Intense creativity is underway on the second floor of the Textile Museum of Sweden. Colours, cords, hairdryers, lab coats, and textiles with unusual structures surround students in creative chaos.
Participants are halfway through a five-day workshop. Earlier, they viewed a presentation and design brief from the company Inuheat, which has developed a technology to control the temperature in garments.
Education4fashion-Tech (E4FT) is a collaboration between the Swedish School of Textiles, Politecnico di Milano – Dipartimento di Design and The University of the Arts - London College of Fashion. The project is funded by the EU Erasmus+ programme.
The E4FT will end in August this year after three years of collaboration.
The aim is to develop a foundation for a Master's education programme that combines fashion design and technology within the European Higher Education Area (EHEA), which is 48 countries that work together to achieve comparable and compatible systems in higher education in Europe.
Ann Vellesalu is one of the coordinators of the Swedish School of Textiles's part of the project. She explains that the students have been given the task of freely exploring the company's technology using their senses of artistic expression and all the opportunities available on site in the labs at the Swedish School of Textiles.
“The students have been exploring hand weaving and knitting, together with conductivity and how to connect their textiles or garments to a power source. Now they are exploring printing – an extra possibility that they can test for artistic expression.”

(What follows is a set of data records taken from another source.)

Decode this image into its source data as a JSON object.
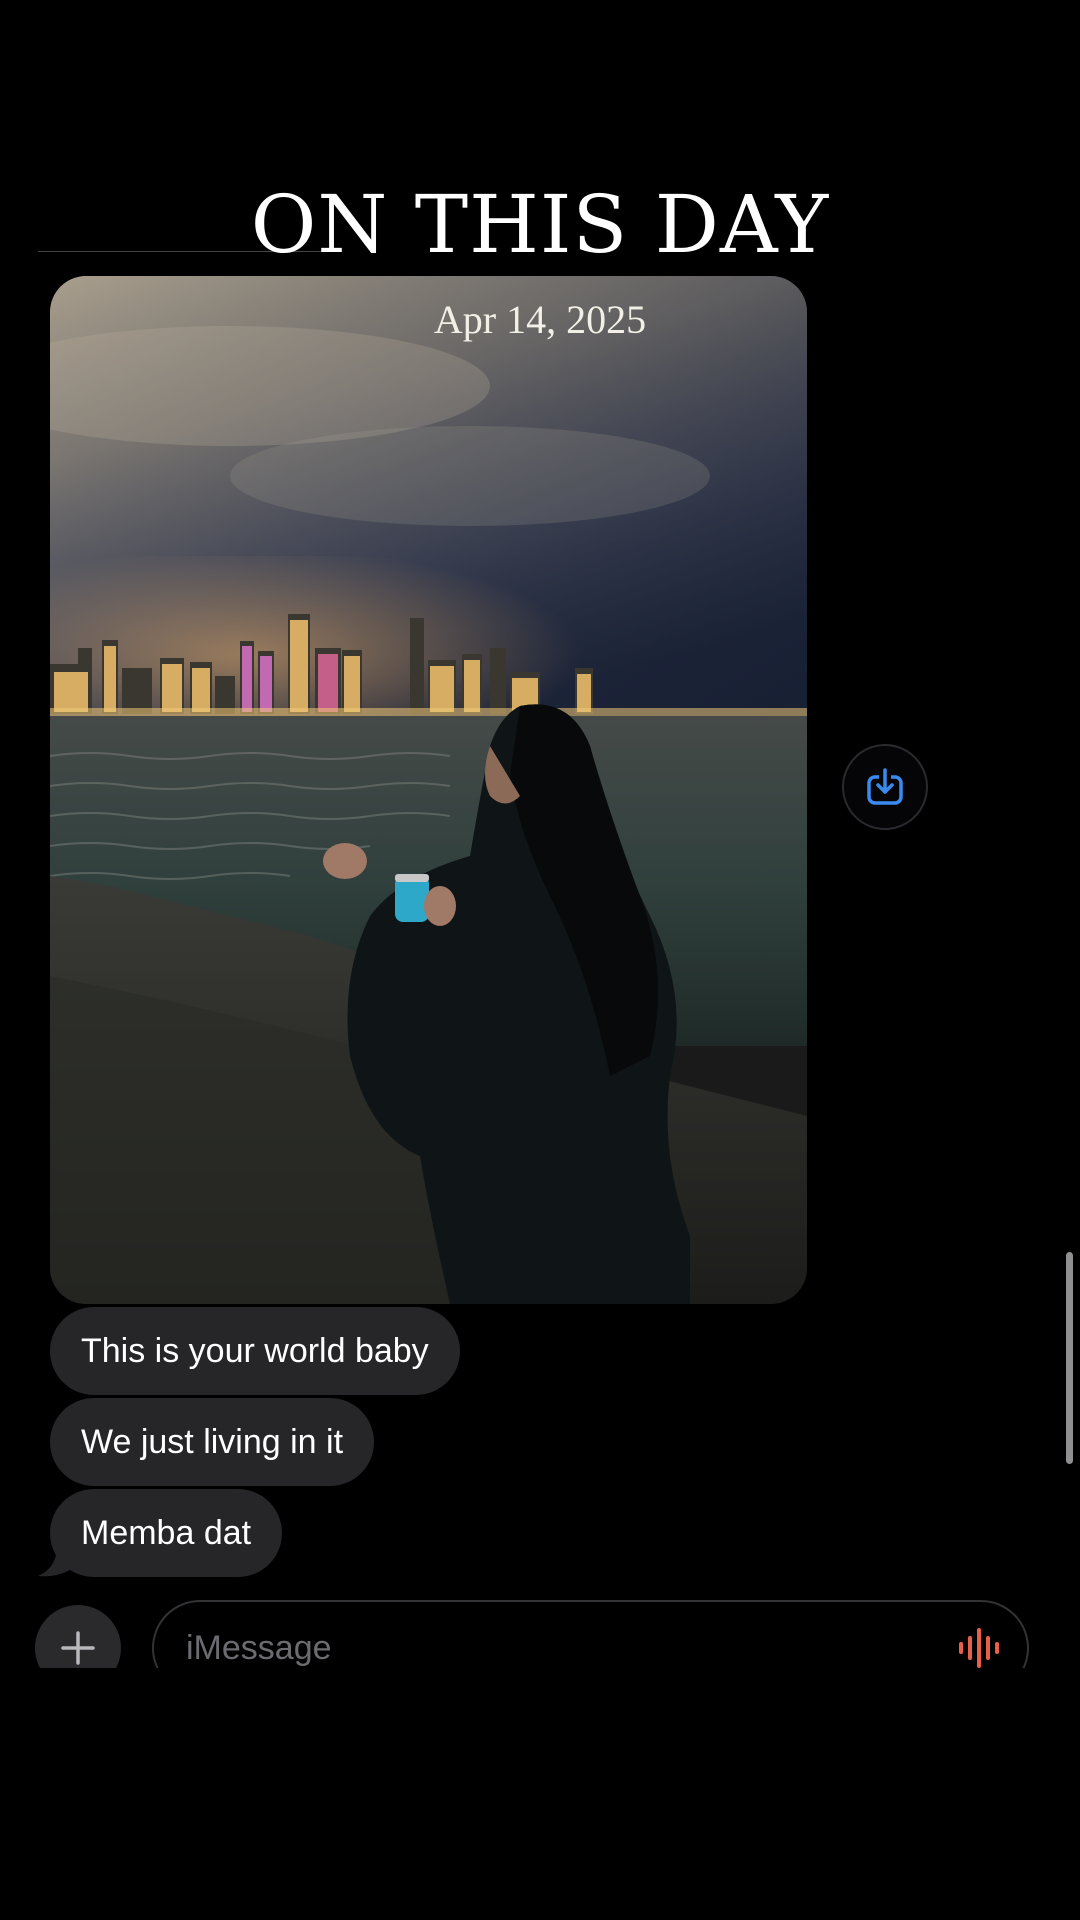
{
  "header": {
    "title": "ON THIS DAY",
    "date": "Apr 14, 2025"
  },
  "messages": [
    {
      "text": "This is your world baby"
    },
    {
      "text": "We just living in it"
    },
    {
      "text": "Memba dat"
    }
  ],
  "input": {
    "placeholder": "iMessage"
  },
  "icons": {
    "save": "save-to-photos-icon",
    "plus": "plus-icon",
    "audio": "audio-waveform-icon"
  },
  "colors": {
    "bubble": "#262628",
    "accent_blue": "#3a8bf0",
    "audio_red": "#e8604a"
  }
}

Students Matilda Falk, from the Swedish School of Textiles, and Diane Wallinger, from the London College of Fashion, paint with thermochrome paints on both sides of a textile they made. When we catch up with them while they’re working, it was still unclear what the result would be as the creative work was going on as they were creating the prototype.
Ann Vellesalu says that the purpose of the workshop was to explore the labs and smart textiles, to integrate technology into the design process, and to understand the process of using smart textiles in clothing.
"Students will also practice pitching their prototype to investors. To sum up, you could say that the goal is to integrate design, technology and entrepreneurship,” she explains.
A total of 15 students were to participate in the workshop, five from each partner university. Unfortunately, however, the students from Milan were unable to participate due to travel restrictions.
The ultimate goal of EF4T is to develop a Master's programme that combines fashion design and technology within the European Higher Education Area (EHEA).
What is happening with the project in the future?
"At present, we are developing guidelines on which subjects should be included in a Master’s level fashion technology programme. The aim is for the programmes to use fashion technology curricula in which we have summarised and critically analysed the experience of both teachers and students who participated in the project. The project ends in August this year, but the same consortium, including some additional partners, has already been granted and launched another Erasmus+ project FT Alliance based on the results of the E4FT.
Read more about the project.